And, btw, the microarchitecture of this 8th generation Apple part blows Intel out of the water. 8-wide decode, 6 times the L1 cache (at lower latency), twice the re-order buffer, etc etc. They have been able to get away with a much wider design than Intel and still drive it to high clock speeds upending the conventional wisdom that you can only get high clock rates with a narrow design. Granted the M1 will likely not top 3.5GHz, (obvioulsy the MBA will be lower than the MBP), but doing that with such a wide design is the secret of their significant horsepower. Also it will undoubtedly be true that, granted the limitations of the memory @16GB, the wide and fast access to memory (and to GPU) will also be a significant factor in performance.
For Intel, the train has left the station and they are trying to run after it....

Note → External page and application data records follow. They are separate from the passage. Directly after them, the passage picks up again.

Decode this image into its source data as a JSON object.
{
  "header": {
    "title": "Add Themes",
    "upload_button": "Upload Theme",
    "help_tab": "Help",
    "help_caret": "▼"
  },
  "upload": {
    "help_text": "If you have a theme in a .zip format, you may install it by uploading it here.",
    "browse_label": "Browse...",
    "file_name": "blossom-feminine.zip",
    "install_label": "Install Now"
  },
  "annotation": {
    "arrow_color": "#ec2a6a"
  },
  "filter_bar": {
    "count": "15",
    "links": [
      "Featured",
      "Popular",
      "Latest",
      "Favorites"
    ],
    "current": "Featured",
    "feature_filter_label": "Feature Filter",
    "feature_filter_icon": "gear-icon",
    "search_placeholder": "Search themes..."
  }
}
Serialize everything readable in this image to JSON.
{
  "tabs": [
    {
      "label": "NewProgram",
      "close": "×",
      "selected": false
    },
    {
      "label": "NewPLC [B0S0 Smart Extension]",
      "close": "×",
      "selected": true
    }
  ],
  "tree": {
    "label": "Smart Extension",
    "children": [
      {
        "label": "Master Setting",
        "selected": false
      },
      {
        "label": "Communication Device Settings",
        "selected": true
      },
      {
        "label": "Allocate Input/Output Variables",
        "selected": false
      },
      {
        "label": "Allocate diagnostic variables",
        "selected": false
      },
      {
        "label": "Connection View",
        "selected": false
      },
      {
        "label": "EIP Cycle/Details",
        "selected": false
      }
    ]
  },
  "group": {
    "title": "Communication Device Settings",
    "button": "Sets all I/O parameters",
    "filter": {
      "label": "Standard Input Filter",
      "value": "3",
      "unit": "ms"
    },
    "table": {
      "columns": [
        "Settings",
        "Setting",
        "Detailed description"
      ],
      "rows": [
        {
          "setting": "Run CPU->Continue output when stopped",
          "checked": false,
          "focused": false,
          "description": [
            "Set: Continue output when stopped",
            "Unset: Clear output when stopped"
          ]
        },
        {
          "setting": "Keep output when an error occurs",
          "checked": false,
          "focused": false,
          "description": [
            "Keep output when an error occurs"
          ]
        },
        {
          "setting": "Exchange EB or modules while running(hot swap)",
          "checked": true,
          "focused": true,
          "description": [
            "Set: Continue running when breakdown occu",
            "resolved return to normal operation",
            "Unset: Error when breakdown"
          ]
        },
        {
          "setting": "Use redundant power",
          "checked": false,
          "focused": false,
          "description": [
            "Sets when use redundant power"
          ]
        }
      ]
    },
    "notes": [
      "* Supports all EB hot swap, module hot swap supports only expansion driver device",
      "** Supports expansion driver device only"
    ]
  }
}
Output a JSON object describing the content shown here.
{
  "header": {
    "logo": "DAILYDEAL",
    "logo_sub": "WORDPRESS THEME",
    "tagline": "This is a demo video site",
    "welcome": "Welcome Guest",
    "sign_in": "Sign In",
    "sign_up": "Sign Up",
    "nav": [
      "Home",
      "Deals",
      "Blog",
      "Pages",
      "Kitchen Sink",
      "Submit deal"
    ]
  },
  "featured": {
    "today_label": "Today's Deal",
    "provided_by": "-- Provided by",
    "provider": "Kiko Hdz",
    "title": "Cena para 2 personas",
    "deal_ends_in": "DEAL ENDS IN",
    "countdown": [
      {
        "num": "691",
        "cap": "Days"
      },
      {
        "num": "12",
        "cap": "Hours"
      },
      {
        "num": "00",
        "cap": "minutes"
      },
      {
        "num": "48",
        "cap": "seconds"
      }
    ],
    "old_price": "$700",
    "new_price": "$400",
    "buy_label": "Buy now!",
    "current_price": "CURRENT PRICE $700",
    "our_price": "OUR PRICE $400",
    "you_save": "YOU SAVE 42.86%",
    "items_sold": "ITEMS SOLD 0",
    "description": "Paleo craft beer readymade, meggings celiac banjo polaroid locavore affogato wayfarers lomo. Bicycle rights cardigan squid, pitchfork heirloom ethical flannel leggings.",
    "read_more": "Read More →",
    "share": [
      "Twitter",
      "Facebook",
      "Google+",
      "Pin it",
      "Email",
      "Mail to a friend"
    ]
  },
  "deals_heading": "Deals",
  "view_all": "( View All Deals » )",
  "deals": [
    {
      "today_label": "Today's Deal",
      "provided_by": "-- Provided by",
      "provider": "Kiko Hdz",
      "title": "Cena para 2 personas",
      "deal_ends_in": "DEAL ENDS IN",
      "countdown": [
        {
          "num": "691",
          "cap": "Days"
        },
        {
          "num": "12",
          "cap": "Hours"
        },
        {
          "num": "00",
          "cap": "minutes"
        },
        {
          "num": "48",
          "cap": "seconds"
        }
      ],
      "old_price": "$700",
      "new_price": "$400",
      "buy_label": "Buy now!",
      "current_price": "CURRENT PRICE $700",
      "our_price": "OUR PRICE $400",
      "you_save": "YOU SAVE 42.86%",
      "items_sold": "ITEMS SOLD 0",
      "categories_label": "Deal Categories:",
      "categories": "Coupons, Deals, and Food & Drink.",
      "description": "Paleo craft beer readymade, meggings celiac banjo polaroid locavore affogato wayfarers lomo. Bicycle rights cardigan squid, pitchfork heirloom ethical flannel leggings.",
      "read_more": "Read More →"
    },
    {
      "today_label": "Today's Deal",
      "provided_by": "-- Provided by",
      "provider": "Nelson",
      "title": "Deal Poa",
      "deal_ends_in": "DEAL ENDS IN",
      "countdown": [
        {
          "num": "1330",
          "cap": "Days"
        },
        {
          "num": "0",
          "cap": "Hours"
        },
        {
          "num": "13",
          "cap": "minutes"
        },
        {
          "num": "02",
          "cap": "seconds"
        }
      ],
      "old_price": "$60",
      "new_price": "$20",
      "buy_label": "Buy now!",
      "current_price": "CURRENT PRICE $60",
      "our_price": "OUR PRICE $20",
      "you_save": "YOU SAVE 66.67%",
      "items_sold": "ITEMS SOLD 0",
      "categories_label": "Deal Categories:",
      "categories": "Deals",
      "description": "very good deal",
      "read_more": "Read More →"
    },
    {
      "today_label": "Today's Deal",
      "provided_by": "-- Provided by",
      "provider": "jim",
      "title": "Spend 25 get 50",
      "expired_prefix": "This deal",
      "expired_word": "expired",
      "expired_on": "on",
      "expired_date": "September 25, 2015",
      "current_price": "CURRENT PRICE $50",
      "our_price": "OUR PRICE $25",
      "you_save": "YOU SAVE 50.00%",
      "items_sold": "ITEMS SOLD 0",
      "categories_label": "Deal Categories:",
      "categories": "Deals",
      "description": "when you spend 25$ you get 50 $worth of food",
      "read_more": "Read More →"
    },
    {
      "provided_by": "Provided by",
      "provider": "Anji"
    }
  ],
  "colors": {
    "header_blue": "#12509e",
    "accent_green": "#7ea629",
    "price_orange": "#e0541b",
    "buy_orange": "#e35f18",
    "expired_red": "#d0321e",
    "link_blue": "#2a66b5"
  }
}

k2kw said:beeble42 said:I'd like to see actual benchmark results, especially for graphics performance, including against a mac mini with an egpu with a reasonable card in it, like a vega64 or something. Saying the integrated graphics are 6 times faster than the previous intel one is fine, but that isn't a particularly high bar when you're removing any option of more powerful gpu technology which the previous one had. The new integrated gpu is competing (from a performance perspective) against the fastest gpu you could get in an egpu box that was supported by the previous model. I doubt the new model is actually faster than that, but it may well be fast enough to beat a moderate egpu setup, and without the expense, meaning a win for Apple. Or maybe it isn't and people will wait longer to upgrade until performance catches up to what they're leaving behind. Or switch platforms.
This is a deeply impressive piece of silicon. Granted it's an 8th-generation design (since the 64 bit Cyclone), but the Firestorm microarchitecture is extremely impressive compared to those of AMD and Intel. A few examples:
1) 8-wide decode block (2x AMD, Intel a 1-4);
2) 192KB L1 cache (6x Intel , 3x AMD), with a 3-cycle latency (Intel 5-cycle, AMD, 4-cycle);
3) Re-order Buffer; 600+ instructions (!!!) = Intel Sunny Cove 320, AMD Zen 3 - 256;
4) 4x FADDs and 4x FMULs per cycle with 3 and 4 cycles latency. 4x Intel, 2x Zen 3.
There is a bunch of other stuff that the tech sites are unpicking, but as I said, Apple would not BS the numbers, as they have WAY too much to lose. I expect that you will find the opposite in actual fact, that the chip performers better than expected. Yes, really.
Note to the author of the article, you need to make clear that the M1 chip is NOT the same in the MBA as the Mini. The use of the fan in the MBP and Mini speaks to a different implementation philosophy so you would expect that the M1 is engineered in the MBP and Mini to have higher wattage, which means that the performance will be better on the cooled platforms.